No matter how many reps or sets you do of any exercise, if you’re failing at form, you’re likely not getting the results or benefits you expect. All the work you do could be for naught–or could cause you injury–if mistakes such as incorrect alignment, going too fast or too slow, and depths not appropriate for your body’s flexibility are the focus of your fitness. The following are exercises that are commonly blundered, along with some tips to put you back on the path to progress.
Lunges–with or without added weights–can do amazing things for fat burning and toning both your lower body and core. However, many people don’t obtain these results because they’re knee alignment, and thus entire form, is off.
Fix: Instead of taking baby steps with lunges, go for a bigger step out. You shouldn’t be doing the splits, but if your knee moves past your toes when bent, you need to move your foot out farther. Aim for making a right angle with your front leg.
Crunches are typically the go-to exercise for core work. And in its typical fashion, you’re laying on the floor with your feet are anchored, your arms bent behind your neck, and you’re pulling your upper body toward your knees. The first problem with this is form, which can wreak havoc on your neck and back. And the second problem is lack of variation.
Fix: The good news is that despite there being two problems areas, you can fix both by taking a crunch break. There are lots of great core exercises that put less stress on your spine, and often provide better results. Consider taking a pilates course, which brings core work into just about every movement. If you have to have your crunches, move them to an exercise ball, which allows greater range of motion and works your stabilizer muscles at the same time.
Running is a great exercise to do indoors or out, and for many is a wonderful way to clear the mind. What it’s not so easy on are the knees and hips. Pounding the pavement–or even the treadmill–causes a lot of impact to joints and can create shin splints and other ailments if foot placement is incorrect.

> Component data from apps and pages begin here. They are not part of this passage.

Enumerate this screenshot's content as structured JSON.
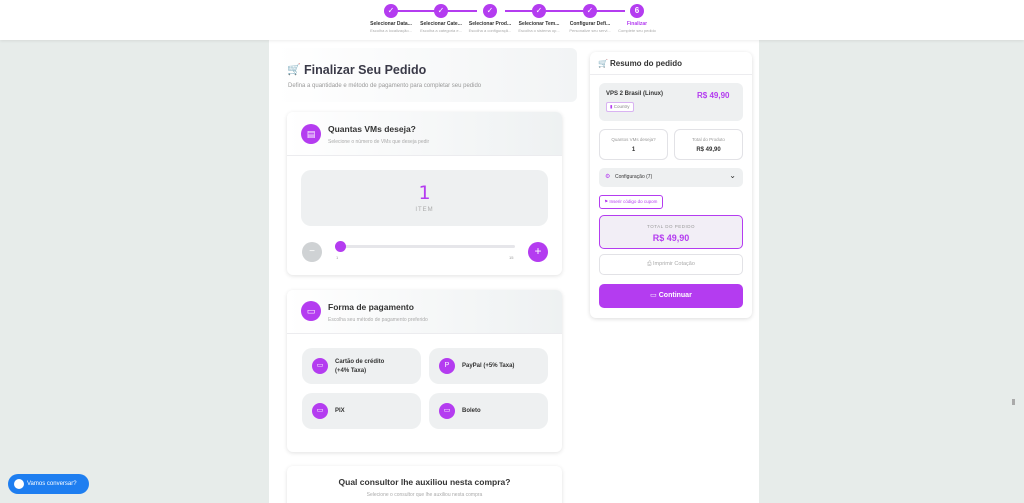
{
  "stepper": {
    "steps": [
      {
        "label": "Selecionar Data...",
        "sub": "Escolha a localização...",
        "mark": "✓"
      },
      {
        "label": "Selecionar Cate...",
        "sub": "Escolha a categoria e...",
        "mark": "✓"
      },
      {
        "label": "Selecionar Prod...",
        "sub": "Escolha a configuraçã...",
        "mark": "✓"
      },
      {
        "label": "Selecionar Tem...",
        "sub": "Escolha o sistema op...",
        "mark": "✓"
      },
      {
        "label": "Configurar Defi...",
        "sub": "Personalize seu servi...",
        "mark": "✓"
      },
      {
        "label": "Finalizar",
        "sub": "Complete seu pedido",
        "mark": "6"
      }
    ]
  },
  "page": {
    "title": "Finalizar Seu Pedido",
    "subtitle": "Defina a quantidade e método de pagamento para completar seu pedido"
  },
  "quantity": {
    "title": "Quantas VMs deseja?",
    "subtitle": "Selecione o número de VMs que deseja pedir",
    "value": "1",
    "unit": "ITEM",
    "min_label": "1",
    "max_label": "15",
    "minus": "−",
    "plus": "+"
  },
  "payment": {
    "title": "Forma de pagamento",
    "subtitle": "Escolha seu método de pagamento preferido",
    "options": [
      {
        "line1": "Cartão de crédito",
        "line2": "(+4% Taxa)"
      },
      {
        "line1": "PayPal (+5% Taxa)",
        "line2": ""
      },
      {
        "line1": "PIX",
        "line2": ""
      },
      {
        "line1": "Boleto",
        "line2": ""
      }
    ]
  },
  "consultant": {
    "title": "Qual consultor lhe auxiliou nesta compra?",
    "subtitle": "Selecione o consultor que lhe auxiliou nesta compra"
  },
  "summary": {
    "title": "Resumo do pedido",
    "product_name": "VPS 2 Brasil (Linux)",
    "product_price": "R$ 49,90",
    "product_badge": "Country",
    "qty_label": "Quantos VMs deseja?",
    "qty_value": "1",
    "total_products_label": "Total do Produto",
    "total_products_value": "R$ 49,90",
    "config_label": "Configuração (7)",
    "coupon_label": "Inserir código do cupom",
    "total_label": "TOTAL DO PEDIDO",
    "total_value": "R$ 49,90",
    "print_label": "Imprimir Cotação",
    "continue_label": "Continuar"
  },
  "chat": {
    "label": "Vamos conversar?"
  },
  "colors": {
    "accent": "#b43cf0",
    "chat": "#1e7ef0"
  }
}
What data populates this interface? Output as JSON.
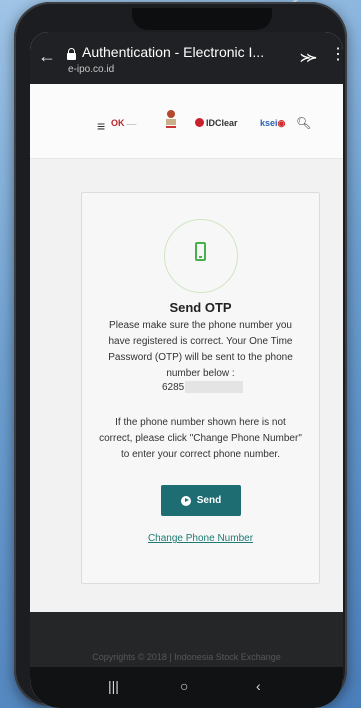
{
  "browser": {
    "title": "Authentication - Electronic I...",
    "url": "e-ipo.co.id"
  },
  "site": {
    "logos": [
      "OJK",
      "Bank Indonesia",
      "IDClear",
      "KSEI"
    ]
  },
  "otp": {
    "heading": "Send OTP",
    "instruction_lines": [
      "Please make sure the phone number you",
      "have registered is correct. Your One Time",
      "Password (OTP) will be sent to the phone",
      "number below :"
    ],
    "phone_prefix": "6285",
    "note_lines": [
      "If the phone number shown here is not",
      "correct, please click \"Change Phone Number\"",
      "to enter your correct phone number."
    ],
    "send_label": "Send",
    "change_label": "Change Phone Number"
  },
  "footer": {
    "copyright": "Copyrights © 2018 | Indonesia Stock Exchange"
  },
  "colors": {
    "primary_button": "#1e6d73",
    "phone_icon": "#48b04b",
    "link": "#1e7a72"
  }
}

Fix: Correct your stride. If you tend to run heel-to-toe, you may be running toward disaster. Aim for landing on the ball or middle of your foot instead, which is built with more shock absorption. You may need to shorten your stride, or just work on changing your landing. To get the feel for this form, start from a standing position and lean forward as if you’re going to fall forward. Let your foot catch you, and as you do, you’ll likely find the proper spot on your foot to land, as well as a good body alignment to use while running.
Planks work the core without really moving a muscle. The idea is to hold a push-up like form on your forearms, and using your abs to keep you steady. However, if your body isn’t straight as a board, you’re not doing it right.
Fix: The solution can be as simple as tucking your hips. Don’t let your derriere stick out in the wind. Instead roll your hips beneath you and focus on keeping your body in good alignment. If this is difficult to hold, try doing a higher amount of planks, but holding them for less time.
Push ups can help strengthen your upper body and core–whether you’re doing them traditional style or on your knees. However, there is often some funny form happening with this type of fitness that is in serious need of fixing.
Fix: The first correction is in the set up. Barring variations on the usual push-up position, your hands should be directly below your shoulders–not wider, and your elbow should be tucked into your body, not out like chicken wings. As you lower your body, keep straight alignment making sure that you’re not letting your hips come down first or have your butt bent up. Lower your body until your chest touches the floor and then push back up to the starting position, again with your body straight and all of it coming up together at the same time.
Whether you’re new to exercising or have been working out for years, form must remain priority one of your program. Every so often, ask a friend to critique a few of your reps, or pair up with a professional to get more advice.
What is your favorite type of exercise? Tell us in the comments!